The Nottingham, UK based metal quartet did not disappoint with their fresh-off-the-ocean release of “Nothing In My Way.” These guys have conquered the melding of blues and rhythmic folk with metal– all into one 8 track wholesome piece.

“Nothing In My Way” opens up with “Gonna Get You” which is a rather heavy hitter in comparison to the other tracks on this release. The intro takes a nice solid steady pace to introduce the vocals which have both melodic and old school gruffness to it. This track definitely opens the album on the better end of things, and perks the interest as a listener immediately. This style of music is especially appealing to those who like metal but are not necessarily willing to go crazy in circle pits all day long. There is a steady rhythm and reason to all of these tracks which leave you full but not bloated. Unfortunately for me, the next three tracks fell a little bit short. “Falling From Grace,” “The Road Ahead,” and “Something Aint Right” all held that old time Western feel, but almost to a fault. They felt a bit cheesy with the vocals stressing certain areas and words that just felt a little one sided and underdeveloped. I don’t want to feel like the song is taking too long to end. That being said, I can certainly appreciate that they really went for it in regards to committing to the vibe and atmosphere of the album and everything really stuck to that in this album.

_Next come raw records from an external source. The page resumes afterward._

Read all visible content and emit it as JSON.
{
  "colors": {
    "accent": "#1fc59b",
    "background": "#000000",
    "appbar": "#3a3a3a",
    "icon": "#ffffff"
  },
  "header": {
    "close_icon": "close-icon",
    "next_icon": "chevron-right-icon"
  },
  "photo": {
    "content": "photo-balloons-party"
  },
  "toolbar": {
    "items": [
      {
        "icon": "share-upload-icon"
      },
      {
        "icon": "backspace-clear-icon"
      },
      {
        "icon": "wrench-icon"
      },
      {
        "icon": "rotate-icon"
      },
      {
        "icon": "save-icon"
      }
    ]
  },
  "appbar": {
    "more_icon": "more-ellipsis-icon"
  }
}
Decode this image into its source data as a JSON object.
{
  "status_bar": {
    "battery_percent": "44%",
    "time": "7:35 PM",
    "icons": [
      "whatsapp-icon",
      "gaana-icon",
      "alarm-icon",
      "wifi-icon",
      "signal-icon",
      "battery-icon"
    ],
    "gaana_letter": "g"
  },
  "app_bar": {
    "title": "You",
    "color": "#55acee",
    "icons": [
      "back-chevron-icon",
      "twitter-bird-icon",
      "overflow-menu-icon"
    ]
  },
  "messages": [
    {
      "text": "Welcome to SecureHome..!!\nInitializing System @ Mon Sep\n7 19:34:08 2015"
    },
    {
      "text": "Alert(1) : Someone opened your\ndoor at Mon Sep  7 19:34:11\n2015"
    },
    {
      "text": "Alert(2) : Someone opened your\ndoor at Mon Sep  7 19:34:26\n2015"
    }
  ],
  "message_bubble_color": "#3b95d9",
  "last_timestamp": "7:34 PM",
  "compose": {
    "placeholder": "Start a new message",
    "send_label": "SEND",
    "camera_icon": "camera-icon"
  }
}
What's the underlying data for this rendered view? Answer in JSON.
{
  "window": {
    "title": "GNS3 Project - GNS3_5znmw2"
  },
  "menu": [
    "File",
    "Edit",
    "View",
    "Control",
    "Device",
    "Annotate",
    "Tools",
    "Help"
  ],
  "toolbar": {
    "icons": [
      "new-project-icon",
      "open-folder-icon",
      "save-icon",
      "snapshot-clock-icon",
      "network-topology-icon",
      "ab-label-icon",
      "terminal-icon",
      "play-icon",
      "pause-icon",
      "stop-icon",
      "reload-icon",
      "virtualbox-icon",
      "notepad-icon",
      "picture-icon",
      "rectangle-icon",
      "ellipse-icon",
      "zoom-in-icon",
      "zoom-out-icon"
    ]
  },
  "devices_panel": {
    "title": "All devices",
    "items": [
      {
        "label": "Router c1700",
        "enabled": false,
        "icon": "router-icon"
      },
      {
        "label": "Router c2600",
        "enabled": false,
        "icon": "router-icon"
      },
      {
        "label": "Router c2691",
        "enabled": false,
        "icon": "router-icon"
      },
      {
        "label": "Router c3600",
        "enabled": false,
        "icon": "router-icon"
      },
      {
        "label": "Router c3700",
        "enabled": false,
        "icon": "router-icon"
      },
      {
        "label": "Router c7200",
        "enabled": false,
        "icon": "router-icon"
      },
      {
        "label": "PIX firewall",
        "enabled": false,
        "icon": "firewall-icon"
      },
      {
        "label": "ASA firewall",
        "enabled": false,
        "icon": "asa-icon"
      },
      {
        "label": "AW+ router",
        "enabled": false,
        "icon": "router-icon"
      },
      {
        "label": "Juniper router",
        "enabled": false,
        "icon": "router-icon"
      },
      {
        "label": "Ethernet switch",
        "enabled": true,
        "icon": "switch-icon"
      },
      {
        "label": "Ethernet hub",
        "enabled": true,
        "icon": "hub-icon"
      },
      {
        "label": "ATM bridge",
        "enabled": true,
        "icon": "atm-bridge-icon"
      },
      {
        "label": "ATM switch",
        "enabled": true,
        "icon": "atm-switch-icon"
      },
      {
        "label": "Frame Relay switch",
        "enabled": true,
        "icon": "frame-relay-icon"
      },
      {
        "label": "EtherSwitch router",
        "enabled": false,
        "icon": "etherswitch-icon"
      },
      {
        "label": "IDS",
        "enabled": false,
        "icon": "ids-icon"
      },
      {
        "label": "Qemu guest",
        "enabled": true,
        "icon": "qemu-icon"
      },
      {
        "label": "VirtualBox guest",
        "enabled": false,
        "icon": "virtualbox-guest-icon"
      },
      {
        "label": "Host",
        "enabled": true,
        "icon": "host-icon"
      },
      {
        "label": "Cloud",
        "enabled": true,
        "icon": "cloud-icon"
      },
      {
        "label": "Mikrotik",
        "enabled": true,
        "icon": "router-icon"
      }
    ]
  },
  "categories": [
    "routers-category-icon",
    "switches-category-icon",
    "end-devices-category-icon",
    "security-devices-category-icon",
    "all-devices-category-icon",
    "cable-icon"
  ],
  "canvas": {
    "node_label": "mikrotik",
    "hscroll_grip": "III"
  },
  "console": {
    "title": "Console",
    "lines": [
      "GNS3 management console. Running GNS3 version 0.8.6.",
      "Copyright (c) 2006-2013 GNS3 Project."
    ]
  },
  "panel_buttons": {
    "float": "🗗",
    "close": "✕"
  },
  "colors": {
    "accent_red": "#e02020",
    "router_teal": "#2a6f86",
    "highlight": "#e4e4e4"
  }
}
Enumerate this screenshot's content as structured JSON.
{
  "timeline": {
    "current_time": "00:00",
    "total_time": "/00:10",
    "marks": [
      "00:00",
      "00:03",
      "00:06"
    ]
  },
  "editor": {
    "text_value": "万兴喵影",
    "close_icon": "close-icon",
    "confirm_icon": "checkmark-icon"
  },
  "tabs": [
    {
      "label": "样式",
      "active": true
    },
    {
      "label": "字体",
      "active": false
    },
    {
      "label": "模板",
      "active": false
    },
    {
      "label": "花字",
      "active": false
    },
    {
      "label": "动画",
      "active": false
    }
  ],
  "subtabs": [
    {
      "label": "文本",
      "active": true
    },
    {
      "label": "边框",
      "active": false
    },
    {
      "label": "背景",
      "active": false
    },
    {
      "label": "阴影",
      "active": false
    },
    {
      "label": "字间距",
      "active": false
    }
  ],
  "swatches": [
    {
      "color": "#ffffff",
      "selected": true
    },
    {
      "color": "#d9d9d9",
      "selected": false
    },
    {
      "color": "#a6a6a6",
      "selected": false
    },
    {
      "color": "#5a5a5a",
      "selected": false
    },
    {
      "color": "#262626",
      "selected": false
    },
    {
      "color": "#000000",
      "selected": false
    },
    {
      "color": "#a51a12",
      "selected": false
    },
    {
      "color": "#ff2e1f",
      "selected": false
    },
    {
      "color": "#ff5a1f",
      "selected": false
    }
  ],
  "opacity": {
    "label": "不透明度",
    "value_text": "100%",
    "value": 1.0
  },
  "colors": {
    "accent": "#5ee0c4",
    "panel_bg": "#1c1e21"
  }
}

“Fuck Me” was absolutely my favorite track here. Albeit slower and heavier than the rest of the tracks, it certainly was a nice break from the norm and began to wrap up the album without stopping short. Ultra-groovy, ultra-riffy, and ultra-mahogany vocals satiate the inner need for pure aggression I think we all hide a little bit. “Wrong Side of The Tracks” really wraps this entire album up with its swinging and rolling riffs that seem to combine the old west and some of the harder elements of metal.

Overall, the production value on this album was good and I felt that the tracks delivered on their promise of groove metal. Despite my qualms with the middle three tracks after the first song, this is a solid listen and will definitely fill many many cups of tea.

Rating: 7 out of 10.